The majority of parasite-prone fish, such as cod and whitefish, are not typically used for sushi. Neither does pregnancy increase parasite susceptibility. Pregnant women who have consumed sushi are not at increased risk if they are healthy. Before, during, and after pregnancy, the same resistance and immunizations function.
- However, the pregnancy police are not persuaded by rational argument.
- Why risk anything?” they inquire.
- The medical establishment and culture as a whole have perverted logic to the point where even the tiniest risk is unacceptable.
- Once a health objection is raised, even if the recommended behavior is irrational, it is deemed irresponsible to behave otherwise, due to the strength of this Puritanical impulse.
There is a temptation to assert that this way of thinking is harmless. Women should simply abstain from sushi for nine months; this is hardly an issue. However, there are issues with this strategy. As a result of the warnings regarding parasites in sushi and mercury in certain species of fish, pregnant women are avoiding fish altogether.
And this is unfortunate, as the fatty acids in fish are the ideal nutrition for a developing infant. In addition, the sushi ban is offensive to Japanese culture. Rejecting one of that culture’s fundamental foods based on unproven health claims demonstrates ignorance and prejudice. Moreover, and perhaps most importantly, pregnancy should not be a stressful time.
Fear and negativity are the results of an overregulated pregnancy. Possibly the most effective remedy would be to unwind with a salmon roll and a fine sake: Opinion | Seafood Chicken (Released in 2007)
What types of sushi are safe during pregnancy?
Yes, sushi containing cooked fish is safe for pregnant women, with one exception. The restaurant staff must avoid cross-contamination from raw fish. Sushi containing cooked ingredients should be prepared on distinct surfaces and utensils. If you are uncertain about the restaurant’s adherence to these protocols, it is safer to order something else, such as a bento box with teriyaki chicken or salmon.

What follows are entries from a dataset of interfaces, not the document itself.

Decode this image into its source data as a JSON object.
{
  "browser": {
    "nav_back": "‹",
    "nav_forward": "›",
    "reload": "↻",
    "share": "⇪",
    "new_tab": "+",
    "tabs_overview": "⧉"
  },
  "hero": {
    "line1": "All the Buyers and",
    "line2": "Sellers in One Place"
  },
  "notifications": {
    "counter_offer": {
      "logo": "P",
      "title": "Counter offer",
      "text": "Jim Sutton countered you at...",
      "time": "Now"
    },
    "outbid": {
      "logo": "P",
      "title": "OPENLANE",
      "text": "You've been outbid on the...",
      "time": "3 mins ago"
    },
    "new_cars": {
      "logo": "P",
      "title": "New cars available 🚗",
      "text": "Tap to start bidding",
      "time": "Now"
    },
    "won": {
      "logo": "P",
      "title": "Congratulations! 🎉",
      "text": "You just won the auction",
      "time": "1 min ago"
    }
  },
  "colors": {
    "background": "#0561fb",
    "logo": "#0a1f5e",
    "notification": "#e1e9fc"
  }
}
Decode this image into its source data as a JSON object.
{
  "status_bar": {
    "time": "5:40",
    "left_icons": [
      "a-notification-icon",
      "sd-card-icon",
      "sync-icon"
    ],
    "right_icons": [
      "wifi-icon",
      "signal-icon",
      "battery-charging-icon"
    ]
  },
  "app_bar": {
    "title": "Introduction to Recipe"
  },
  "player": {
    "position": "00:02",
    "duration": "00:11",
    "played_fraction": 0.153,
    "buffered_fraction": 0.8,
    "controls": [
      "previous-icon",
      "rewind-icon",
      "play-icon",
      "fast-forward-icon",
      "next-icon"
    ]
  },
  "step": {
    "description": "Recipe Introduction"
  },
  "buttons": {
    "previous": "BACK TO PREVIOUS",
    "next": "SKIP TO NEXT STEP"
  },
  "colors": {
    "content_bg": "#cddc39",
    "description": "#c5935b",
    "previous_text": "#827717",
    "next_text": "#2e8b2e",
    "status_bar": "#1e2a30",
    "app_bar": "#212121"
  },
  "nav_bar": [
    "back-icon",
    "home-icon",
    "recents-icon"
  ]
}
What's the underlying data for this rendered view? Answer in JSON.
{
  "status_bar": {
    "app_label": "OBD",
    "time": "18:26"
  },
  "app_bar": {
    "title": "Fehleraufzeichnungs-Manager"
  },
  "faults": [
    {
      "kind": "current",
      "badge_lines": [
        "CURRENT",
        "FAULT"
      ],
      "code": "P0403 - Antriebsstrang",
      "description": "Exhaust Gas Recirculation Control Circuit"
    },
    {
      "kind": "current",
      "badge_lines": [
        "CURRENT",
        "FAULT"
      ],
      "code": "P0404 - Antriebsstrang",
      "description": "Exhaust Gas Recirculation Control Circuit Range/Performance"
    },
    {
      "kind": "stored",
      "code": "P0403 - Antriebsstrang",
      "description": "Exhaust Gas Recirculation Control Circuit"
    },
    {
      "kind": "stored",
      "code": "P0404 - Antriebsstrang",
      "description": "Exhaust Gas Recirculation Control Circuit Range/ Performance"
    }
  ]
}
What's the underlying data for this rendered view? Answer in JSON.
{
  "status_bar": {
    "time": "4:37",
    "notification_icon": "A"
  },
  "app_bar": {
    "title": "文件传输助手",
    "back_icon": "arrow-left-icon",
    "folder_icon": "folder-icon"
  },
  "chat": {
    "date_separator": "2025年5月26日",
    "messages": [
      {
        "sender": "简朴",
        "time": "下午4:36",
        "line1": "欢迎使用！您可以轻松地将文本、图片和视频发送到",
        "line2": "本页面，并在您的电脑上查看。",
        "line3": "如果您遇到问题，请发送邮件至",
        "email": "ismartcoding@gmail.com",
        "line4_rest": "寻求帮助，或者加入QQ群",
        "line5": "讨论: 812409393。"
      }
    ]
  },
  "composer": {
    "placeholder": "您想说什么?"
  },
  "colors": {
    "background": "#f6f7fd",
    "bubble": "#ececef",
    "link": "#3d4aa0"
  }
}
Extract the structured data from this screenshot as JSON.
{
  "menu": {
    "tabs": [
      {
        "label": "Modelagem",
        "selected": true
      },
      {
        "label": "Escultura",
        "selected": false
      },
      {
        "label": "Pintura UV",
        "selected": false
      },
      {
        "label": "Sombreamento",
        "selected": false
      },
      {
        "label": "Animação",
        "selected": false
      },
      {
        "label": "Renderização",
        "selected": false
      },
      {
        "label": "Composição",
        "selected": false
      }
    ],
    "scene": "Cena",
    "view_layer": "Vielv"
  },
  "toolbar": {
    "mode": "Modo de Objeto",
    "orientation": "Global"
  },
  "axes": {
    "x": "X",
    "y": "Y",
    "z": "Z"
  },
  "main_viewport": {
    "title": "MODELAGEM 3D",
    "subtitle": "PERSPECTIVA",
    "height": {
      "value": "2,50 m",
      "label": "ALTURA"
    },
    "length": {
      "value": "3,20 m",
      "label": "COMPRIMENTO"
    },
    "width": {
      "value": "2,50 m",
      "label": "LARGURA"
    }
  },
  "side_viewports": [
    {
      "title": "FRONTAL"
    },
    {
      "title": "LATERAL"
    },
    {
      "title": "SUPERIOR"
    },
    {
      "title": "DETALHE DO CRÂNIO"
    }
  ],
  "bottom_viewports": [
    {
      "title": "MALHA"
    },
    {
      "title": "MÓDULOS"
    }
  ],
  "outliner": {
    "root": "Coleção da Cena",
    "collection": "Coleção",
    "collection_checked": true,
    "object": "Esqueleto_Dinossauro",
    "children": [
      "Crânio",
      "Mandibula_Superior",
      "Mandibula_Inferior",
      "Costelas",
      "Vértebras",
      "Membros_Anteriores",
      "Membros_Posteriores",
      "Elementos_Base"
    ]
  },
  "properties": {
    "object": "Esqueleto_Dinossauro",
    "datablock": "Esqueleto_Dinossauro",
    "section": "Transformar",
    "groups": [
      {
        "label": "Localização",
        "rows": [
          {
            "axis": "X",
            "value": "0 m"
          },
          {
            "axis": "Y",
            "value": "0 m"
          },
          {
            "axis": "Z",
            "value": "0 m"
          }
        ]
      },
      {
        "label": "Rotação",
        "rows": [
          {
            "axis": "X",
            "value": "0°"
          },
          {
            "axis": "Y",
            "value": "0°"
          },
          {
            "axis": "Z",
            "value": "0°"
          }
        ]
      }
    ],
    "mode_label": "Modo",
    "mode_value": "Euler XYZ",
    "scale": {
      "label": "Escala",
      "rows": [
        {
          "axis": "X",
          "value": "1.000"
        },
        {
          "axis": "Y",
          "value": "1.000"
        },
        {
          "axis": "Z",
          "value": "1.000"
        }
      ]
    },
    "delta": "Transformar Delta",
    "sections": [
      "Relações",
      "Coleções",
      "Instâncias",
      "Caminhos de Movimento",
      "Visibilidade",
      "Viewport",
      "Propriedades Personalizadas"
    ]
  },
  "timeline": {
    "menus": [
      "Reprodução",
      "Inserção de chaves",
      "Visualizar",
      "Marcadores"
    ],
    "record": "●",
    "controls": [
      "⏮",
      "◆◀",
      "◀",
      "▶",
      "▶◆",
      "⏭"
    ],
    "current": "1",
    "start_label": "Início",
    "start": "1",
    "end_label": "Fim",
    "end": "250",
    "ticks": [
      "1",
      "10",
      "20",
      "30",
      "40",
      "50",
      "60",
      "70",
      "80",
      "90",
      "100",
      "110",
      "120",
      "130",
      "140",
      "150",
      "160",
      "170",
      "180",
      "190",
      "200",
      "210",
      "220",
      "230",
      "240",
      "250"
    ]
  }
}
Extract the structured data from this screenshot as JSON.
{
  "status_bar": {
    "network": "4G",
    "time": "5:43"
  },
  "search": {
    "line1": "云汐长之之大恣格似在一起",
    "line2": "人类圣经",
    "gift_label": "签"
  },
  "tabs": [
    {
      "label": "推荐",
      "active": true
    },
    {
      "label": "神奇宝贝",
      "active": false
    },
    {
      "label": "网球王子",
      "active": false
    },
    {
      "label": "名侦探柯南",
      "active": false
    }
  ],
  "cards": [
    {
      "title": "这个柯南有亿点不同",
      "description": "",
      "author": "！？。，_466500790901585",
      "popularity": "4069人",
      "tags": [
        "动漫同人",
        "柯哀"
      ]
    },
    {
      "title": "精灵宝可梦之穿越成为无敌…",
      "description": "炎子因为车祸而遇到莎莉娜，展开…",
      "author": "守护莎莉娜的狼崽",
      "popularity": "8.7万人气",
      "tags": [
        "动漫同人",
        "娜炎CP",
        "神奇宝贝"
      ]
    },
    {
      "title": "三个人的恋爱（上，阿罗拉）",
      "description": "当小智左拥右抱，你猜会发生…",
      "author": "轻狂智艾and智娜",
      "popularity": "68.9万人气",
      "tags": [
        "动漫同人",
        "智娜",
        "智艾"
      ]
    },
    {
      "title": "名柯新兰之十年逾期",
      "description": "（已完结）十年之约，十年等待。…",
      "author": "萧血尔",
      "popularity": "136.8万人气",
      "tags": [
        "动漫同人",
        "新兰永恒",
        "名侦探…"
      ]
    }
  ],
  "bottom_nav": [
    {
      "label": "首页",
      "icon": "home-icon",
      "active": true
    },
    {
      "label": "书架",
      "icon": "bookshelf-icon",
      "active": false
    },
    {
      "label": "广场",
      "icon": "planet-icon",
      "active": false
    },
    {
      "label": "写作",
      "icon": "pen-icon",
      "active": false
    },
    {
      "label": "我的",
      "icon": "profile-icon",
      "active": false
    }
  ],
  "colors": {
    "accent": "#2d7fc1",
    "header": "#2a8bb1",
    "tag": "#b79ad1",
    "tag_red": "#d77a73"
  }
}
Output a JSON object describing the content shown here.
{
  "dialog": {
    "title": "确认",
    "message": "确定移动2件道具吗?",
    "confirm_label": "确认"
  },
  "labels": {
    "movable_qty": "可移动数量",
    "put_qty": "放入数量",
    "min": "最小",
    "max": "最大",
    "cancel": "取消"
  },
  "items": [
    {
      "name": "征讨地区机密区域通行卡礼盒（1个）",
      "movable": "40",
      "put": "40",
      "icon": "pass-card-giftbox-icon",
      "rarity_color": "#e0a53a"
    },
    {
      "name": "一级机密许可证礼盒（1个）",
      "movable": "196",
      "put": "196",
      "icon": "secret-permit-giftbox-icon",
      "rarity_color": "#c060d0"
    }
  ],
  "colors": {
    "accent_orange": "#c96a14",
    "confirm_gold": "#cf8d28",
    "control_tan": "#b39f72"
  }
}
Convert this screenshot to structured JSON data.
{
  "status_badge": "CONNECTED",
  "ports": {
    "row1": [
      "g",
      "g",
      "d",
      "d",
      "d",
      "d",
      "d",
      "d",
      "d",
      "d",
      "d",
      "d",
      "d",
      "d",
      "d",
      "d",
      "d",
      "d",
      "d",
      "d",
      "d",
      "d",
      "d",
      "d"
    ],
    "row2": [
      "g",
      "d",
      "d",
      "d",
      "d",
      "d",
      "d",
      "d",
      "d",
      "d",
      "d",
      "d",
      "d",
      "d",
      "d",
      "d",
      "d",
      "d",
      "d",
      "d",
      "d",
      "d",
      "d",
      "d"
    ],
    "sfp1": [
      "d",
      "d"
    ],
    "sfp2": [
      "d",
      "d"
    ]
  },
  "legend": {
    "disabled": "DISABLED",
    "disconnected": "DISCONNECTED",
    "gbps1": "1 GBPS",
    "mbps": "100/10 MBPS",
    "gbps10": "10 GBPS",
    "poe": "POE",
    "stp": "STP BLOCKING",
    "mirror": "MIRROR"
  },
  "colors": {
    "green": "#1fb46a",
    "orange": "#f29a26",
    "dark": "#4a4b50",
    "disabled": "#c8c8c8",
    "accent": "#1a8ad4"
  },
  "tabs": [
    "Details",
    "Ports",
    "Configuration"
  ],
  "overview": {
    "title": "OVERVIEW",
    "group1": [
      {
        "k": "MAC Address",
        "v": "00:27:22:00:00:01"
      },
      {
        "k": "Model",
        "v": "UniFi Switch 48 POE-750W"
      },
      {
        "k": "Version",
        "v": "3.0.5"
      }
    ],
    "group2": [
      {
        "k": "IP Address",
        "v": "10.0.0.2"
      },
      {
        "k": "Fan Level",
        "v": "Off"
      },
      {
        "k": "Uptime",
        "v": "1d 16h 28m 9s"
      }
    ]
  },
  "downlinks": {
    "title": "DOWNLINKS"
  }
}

However, cooked sushi that is generally safe for pregnant women includes: Sushi containing cooked egg Sushi made with seafood, like eel or shrimp, that is cooked and low in mercury. California-style rolls (the imitation crab or crab meat is cooked) Rolls of vegan or vegetarian sushi made with avocado or cucumber.
When eating sushi, request low-sodium soy sauce or use a small amount of regular soy sauce. A tablespoon of soy sauce can contain up to 1180 milligrams of sodium, which is roughly half of the daily recommended amount.